If you find yourself cold during winter or hot during summer, the first place you go is to your thermostat to turn on your heating and cooling system. But how does this important appliance keep your home comfortable when the weather outside is anything but? Few people know the ins and outs of how this complex and intricate system actually works, and that’s what we’d like to explain in this blog.
Your HVAC system is kind of like a three-legged stool: each of the three legs needs to work together or the entire thing collapses. If a problem happens with one leg, the other two simply can’t do their job properly, and your comfort ultimately falls apart. The three components are your HVAC equipment, your air distribution system, and your building envelope.
The term “HVAC” stands for “heating, ventilation, and air conditioning,” and is an inclusive term to refer to all of the various equipment and components that make up your indoor and outdoor units, as well as the lines that connect the two of them. That means your blower fan, your evaporator coil, your condenser, your heat exchanger, and plenty of other parts as well all fall into this envelope.
When you refer to your heating and cooling system, this is what the majority of people think of, and for good reason: when something goes wrong, there’s a strong chance that this is where the problem is. The HVAC equipment features a number of moving parts and components that need to operate under some fairly extreme conditions. It also includes the electrical components that make your HVAC equipment work properly. Because mechanical parts can and do eventually fail, this is where you will find the majority of the major problems you encounter.

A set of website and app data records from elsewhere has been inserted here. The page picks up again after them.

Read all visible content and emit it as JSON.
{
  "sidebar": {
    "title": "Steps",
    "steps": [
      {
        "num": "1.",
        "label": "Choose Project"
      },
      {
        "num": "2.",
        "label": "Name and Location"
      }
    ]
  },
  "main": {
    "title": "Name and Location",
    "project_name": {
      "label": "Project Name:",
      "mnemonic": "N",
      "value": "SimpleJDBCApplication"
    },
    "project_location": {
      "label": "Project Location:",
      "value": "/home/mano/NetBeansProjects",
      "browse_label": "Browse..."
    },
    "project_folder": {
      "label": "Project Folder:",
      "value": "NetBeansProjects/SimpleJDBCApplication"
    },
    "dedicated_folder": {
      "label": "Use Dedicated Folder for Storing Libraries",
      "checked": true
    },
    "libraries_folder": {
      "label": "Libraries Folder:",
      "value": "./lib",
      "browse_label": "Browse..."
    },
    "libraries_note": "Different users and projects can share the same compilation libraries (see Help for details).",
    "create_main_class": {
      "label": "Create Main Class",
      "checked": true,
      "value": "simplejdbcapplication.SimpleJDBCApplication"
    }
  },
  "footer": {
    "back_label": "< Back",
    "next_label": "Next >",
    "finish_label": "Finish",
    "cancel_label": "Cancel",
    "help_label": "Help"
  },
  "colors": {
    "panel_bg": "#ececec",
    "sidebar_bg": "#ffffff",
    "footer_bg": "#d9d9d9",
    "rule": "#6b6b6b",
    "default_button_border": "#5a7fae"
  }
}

Air Distribution System
Here’s the thing with your HVAC equipment: it produces a lot of wonderful, conditioned air, but it doesn’t really have any ability to do anything with it once it does. That’s what your air distribution system is for. Your air distribution system is responsible for taking this conditioned air and spreading it around your home quickly and efficiently, and this is usually done through a duct network. The majority of air ducts are made from sheet metal and fiberglass duct board with flexible wire helix branch lines. If located in unconditioned space, they should always be insulated to minimize heat loss, and should be built in a way that they can withstand the pressure created by a blower fan, creating a “forced air” system without leaking.
Air ducts have no moving parts, so naturally, it’s easy to ignore them as a potential site for problems. However, ducts can and do experience issues. Animals love to break into ducts, particularly during summer months, as they are dark, cool, and sheltered from the world around them. They typically get in by breaking holes in the wall of your duct system, creating a large air gap that reduces airflow and allows conditioned air to escape. However, ducts can wear out even without interference from pests. Moisture in the air can cause sheet metal to rust and rot if it isn’t treated properly, and shifting through either expansion and contraction or inadvertent adjustment can create gaps and cracks that let air out that you would rather have kept. If your energy bills are absurdly high for reasons you can’t quite place, or your HVAC system can’t seem to keep up with the heat or the cold any longer, then your ducts might be the issue you’re dealing with.
Your building envelope is the term used to describe the outer limits of your home’s structure, or the walls and planes that form it. In other words, your walls, floors, and roof. Your building’s envelope is not a perfectly sealed surface—you probably have windows, doors, vents, and other gaps that can create a way for conditioned air to escape. That’s why we have air seals like weather stripping and insulation. However, these materials wear out over time.
Checking your building envelope is something we recommend each and every year. Notably, check around your windows and doors for any signs of a draft to make sure air isn’t escaping. We also recommend sealing any gaps in your ceiling and having a professional roofer change any damaged or worn-out flashing that might be creating an obnoxious energy leak in your attic.Does your heating and cooling system need to be repaired? Call Albemarle Heating & Air at (434) 226-7349 today to schedule your appointment.